─── Data to process

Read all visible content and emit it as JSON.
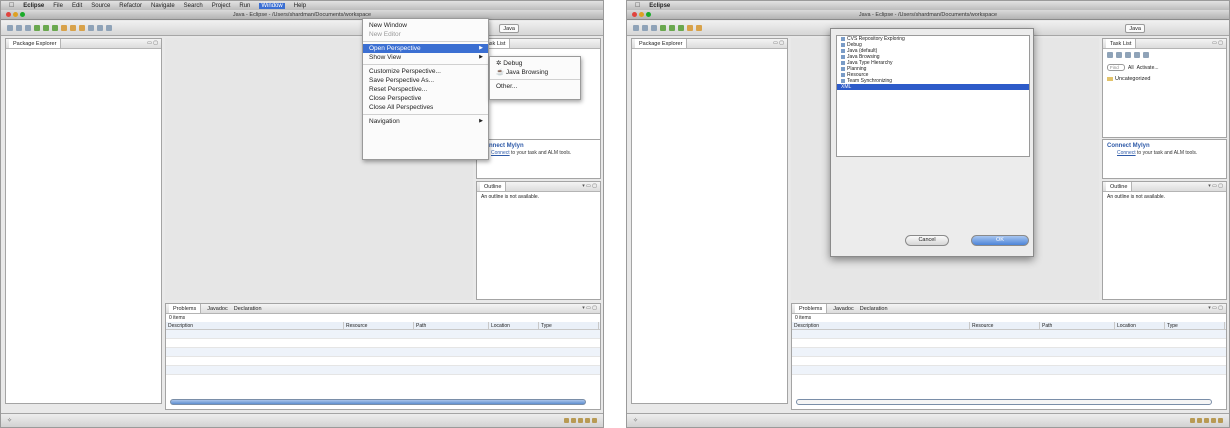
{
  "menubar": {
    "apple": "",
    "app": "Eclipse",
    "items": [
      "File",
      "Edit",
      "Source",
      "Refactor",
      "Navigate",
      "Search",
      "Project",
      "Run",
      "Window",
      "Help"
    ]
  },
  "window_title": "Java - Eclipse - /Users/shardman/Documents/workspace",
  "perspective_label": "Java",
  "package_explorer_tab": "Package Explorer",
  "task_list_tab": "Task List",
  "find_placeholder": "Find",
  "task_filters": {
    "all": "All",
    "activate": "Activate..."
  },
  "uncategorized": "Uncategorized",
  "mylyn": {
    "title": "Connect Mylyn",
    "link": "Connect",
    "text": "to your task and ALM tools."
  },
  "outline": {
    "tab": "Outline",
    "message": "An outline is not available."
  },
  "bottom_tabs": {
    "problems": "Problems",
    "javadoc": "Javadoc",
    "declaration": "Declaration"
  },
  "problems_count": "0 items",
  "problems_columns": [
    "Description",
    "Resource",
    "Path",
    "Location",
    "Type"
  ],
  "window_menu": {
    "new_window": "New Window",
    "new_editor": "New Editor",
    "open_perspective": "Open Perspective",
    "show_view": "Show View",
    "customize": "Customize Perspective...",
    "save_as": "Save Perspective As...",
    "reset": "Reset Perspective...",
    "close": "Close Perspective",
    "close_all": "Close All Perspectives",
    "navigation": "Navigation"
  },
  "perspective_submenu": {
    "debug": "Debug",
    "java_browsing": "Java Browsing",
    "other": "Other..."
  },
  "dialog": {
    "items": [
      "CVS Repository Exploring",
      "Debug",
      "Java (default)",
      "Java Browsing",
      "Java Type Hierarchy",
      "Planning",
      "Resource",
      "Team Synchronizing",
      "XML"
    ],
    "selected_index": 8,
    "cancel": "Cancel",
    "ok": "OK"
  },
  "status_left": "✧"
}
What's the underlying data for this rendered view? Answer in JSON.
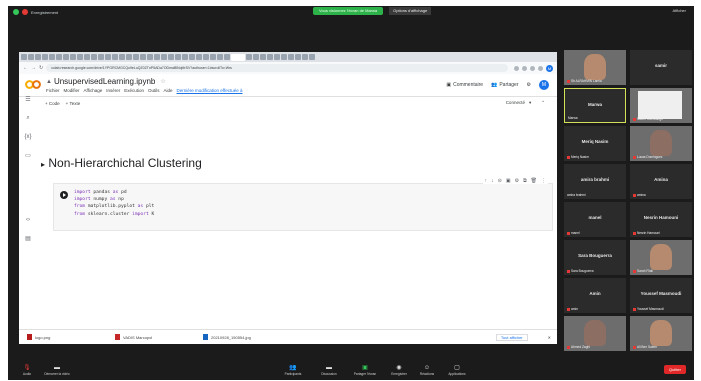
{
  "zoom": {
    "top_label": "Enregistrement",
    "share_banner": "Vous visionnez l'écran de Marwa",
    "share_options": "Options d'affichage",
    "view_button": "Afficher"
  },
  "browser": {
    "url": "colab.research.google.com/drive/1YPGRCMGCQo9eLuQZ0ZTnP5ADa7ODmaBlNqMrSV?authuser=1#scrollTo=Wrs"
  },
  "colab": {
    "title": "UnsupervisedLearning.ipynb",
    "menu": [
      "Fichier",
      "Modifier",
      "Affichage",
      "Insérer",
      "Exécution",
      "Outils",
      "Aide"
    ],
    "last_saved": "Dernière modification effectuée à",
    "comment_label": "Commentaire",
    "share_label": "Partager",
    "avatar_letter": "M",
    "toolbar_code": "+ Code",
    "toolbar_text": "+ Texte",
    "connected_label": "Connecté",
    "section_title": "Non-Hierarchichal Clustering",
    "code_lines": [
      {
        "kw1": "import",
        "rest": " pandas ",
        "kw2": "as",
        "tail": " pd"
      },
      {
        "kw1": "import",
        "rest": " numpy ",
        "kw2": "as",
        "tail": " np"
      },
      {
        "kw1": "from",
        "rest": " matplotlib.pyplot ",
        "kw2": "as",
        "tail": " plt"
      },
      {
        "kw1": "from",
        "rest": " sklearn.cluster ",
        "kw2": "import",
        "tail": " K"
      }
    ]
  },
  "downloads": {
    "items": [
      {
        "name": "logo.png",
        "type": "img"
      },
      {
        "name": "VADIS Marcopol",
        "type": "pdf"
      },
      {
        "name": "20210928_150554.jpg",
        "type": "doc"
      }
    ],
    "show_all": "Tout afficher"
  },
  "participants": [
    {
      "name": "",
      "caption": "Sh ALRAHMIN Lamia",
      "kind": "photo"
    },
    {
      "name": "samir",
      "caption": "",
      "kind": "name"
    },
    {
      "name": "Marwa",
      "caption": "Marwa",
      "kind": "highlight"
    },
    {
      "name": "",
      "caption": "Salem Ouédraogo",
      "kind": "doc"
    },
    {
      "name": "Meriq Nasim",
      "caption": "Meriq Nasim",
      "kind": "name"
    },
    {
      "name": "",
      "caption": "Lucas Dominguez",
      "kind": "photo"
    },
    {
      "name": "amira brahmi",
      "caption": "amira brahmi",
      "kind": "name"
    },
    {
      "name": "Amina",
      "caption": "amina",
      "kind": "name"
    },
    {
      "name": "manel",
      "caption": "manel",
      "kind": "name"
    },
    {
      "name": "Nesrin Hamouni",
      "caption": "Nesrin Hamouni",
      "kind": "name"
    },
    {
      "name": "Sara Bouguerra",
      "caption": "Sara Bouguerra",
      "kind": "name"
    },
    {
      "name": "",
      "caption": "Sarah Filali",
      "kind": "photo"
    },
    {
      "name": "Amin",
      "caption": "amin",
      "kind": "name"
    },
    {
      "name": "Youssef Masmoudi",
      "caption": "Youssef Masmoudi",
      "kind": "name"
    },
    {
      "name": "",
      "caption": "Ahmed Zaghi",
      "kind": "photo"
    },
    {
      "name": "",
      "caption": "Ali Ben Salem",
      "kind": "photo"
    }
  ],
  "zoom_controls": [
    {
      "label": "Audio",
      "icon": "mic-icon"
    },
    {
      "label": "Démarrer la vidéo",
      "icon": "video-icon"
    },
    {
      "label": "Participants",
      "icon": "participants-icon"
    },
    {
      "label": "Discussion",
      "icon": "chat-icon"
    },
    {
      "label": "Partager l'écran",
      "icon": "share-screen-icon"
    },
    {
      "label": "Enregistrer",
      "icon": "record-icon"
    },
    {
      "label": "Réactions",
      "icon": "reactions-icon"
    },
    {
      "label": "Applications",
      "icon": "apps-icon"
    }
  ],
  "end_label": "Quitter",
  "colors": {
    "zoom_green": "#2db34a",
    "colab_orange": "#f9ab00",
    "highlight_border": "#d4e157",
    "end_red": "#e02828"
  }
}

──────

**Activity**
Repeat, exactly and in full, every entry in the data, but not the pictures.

**Your solution**
Read all visible content and emit it as JSON.
{
  "menubar": {
    "apple": "",
    "app": "Eclipse",
    "items": [
      "File",
      "Edit",
      "Source",
      "Refactor",
      "Navigate",
      "Search",
      "Project",
      "Run",
      "Window",
      "Help"
    ]
  },
  "window_title": "Java - Eclipse - /Users/shardman/Documents/workspace",
  "perspective_label": "Java",
  "package_explorer_tab": "Package Explorer",
  "task_list_tab": "Task List",
  "find_placeholder": "Find",
  "task_filters": {
    "all": "All",
    "activate": "Activate..."
  },
  "uncategorized": "Uncategorized",
  "mylyn": {
    "title": "Connect Mylyn",
    "link": "Connect",
    "text": "to your task and ALM tools."
  },
  "outline": {
    "tab": "Outline",
    "message": "An outline is not available."
  },
  "bottom_tabs": {
    "problems": "Problems",
    "javadoc": "Javadoc",
    "declaration": "Declaration"
  },
  "problems_count": "0 items",
  "problems_columns": [
    "Description",
    "Resource",
    "Path",
    "Location",
    "Type"
  ],
  "window_menu": {
    "new_window": "New Window",
    "new_editor": "New Editor",
    "open_perspective": "Open Perspective",
    "show_view": "Show View",
    "customize": "Customize Perspective...",
    "save_as": "Save Perspective As...",
    "reset": "Reset Perspective...",
    "close": "Close Perspective",
    "close_all": "Close All Perspectives",
    "navigation": "Navigation"
  },
  "perspective_submenu": {
    "debug": "Debug",
    "java_browsing": "Java Browsing",
    "other": "Other..."
  },
  "dialog": {
    "items": [
      "CVS Repository Exploring",
      "Debug",
      "Java (default)",
      "Java Browsing",
      "Java Type Hierarchy",
      "Planning",
      "Resource",
      "Team Synchronizing",
      "XML"
    ],
    "selected_index": 8,
    "cancel": "Cancel",
    "ok": "OK"
  },
  "status_left": "✧"
}
What's the underlying data for this rendered view? Answer in JSON.
{
  "zoom": {
    "top_label": "Enregistrement",
    "share_banner": "Vous visionnez l'écran de Marwa",
    "share_options": "Options d'affichage",
    "view_button": "Afficher"
  },
  "browser": {
    "url": "colab.research.google.com/drive/1YPGRCMGCQo9eLuQZ0ZTnP5ADa7ODmaBlNqMrSV?authuser=1#scrollTo=Wrs"
  },
  "colab": {
    "title": "UnsupervisedLearning.ipynb",
    "menu": [
      "Fichier",
      "Modifier",
      "Affichage",
      "Insérer",
      "Exécution",
      "Outils",
      "Aide"
    ],
    "last_saved": "Dernière modification effectuée à",
    "comment_label": "Commentaire",
    "share_label": "Partager",
    "avatar_letter": "M",
    "toolbar_code": "+ Code",
    "toolbar_text": "+ Texte",
    "connected_label": "Connecté",
    "section_title": "Non-Hierarchichal Clustering",
    "code_lines": [
      {
        "kw1": "import",
        "rest": " pandas ",
        "kw2": "as",
        "tail": " pd"
      },
      {
        "kw1": "import",
        "rest": " numpy ",
        "kw2": "as",
        "tail": " np"
      },
      {
        "kw1": "from",
        "rest": " matplotlib.pyplot ",
        "kw2": "as",
        "tail": " plt"
      },
      {
        "kw1": "from",
        "rest": " sklearn.cluster ",
        "kw2": "import",
        "tail": " K"
      }
    ]
  },
  "downloads": {
    "items": [
      {
        "name": "logo.png",
        "type": "img"
      },
      {
        "name": "VADIS Marcopol",
        "type": "pdf"
      },
      {
        "name": "20210928_150554.jpg",
        "type": "doc"
      }
    ],
    "show_all": "Tout afficher"
  },
  "participants": [
    {
      "name": "",
      "caption": "Sh ALRAHMIN Lamia",
      "kind": "photo"
    },
    {
      "name": "samir",
      "caption": "",
      "kind": "name"
    },
    {
      "name": "Marwa",
      "caption": "Marwa",
      "kind": "highlight"
    },
    {
      "name": "",
      "caption": "Salem Ouédraogo",
      "kind": "doc"
    },
    {
      "name": "Meriq Nasim",
      "caption": "Meriq Nasim",
      "kind": "name"
    },
    {
      "name": "",
      "caption": "Lucas Dominguez",
      "kind": "photo"
    },
    {
      "name": "amira brahmi",
      "caption": "amira brahmi",
      "kind": "name"
    },
    {
      "name": "Amina",
      "caption": "amina",
      "kind": "name"
    },
    {
      "name": "manel",
      "caption": "manel",
      "kind": "name"
    },
    {
      "name": "Nesrin Hamouni",
      "caption": "Nesrin Hamouni",
      "kind": "name"
    },
    {
      "name": "Sara Bouguerra",
      "caption": "Sara Bouguerra",
      "kind": "name"
    },
    {
      "name": "",
      "caption": "Sarah Filali",
      "kind": "photo"
    },
    {
      "name": "Amin",
      "caption": "amin",
      "kind": "name"
    },
    {
      "name": "Youssef Masmoudi",
      "caption": "Youssef Masmoudi",
      "kind": "name"
    },
    {
      "name": "",
      "caption": "Ahmed Zaghi",
      "kind": "photo"
    },
    {
      "name": "",
      "caption": "Ali Ben Salem",
      "kind": "photo"
    }
  ],
  "zoom_controls": [
    {
      "label": "Audio",
      "icon": "mic-icon"
    },
    {
      "label": "Démarrer la vidéo",
      "icon": "video-icon"
    },
    {
      "label": "Participants",
      "icon": "participants-icon"
    },
    {
      "label": "Discussion",
      "icon": "chat-icon"
    },
    {
      "label": "Partager l'écran",
      "icon": "share-screen-icon"
    },
    {
      "label": "Enregistrer",
      "icon": "record-icon"
    },
    {
      "label": "Réactions",
      "icon": "reactions-icon"
    },
    {
      "label": "Applications",
      "icon": "apps-icon"
    }
  ],
  "end_label": "Quitter",
  "colors": {
    "zoom_green": "#2db34a",
    "colab_orange": "#f9ab00",
    "highlight_border": "#d4e157",
    "end_red": "#e02828"
  }
}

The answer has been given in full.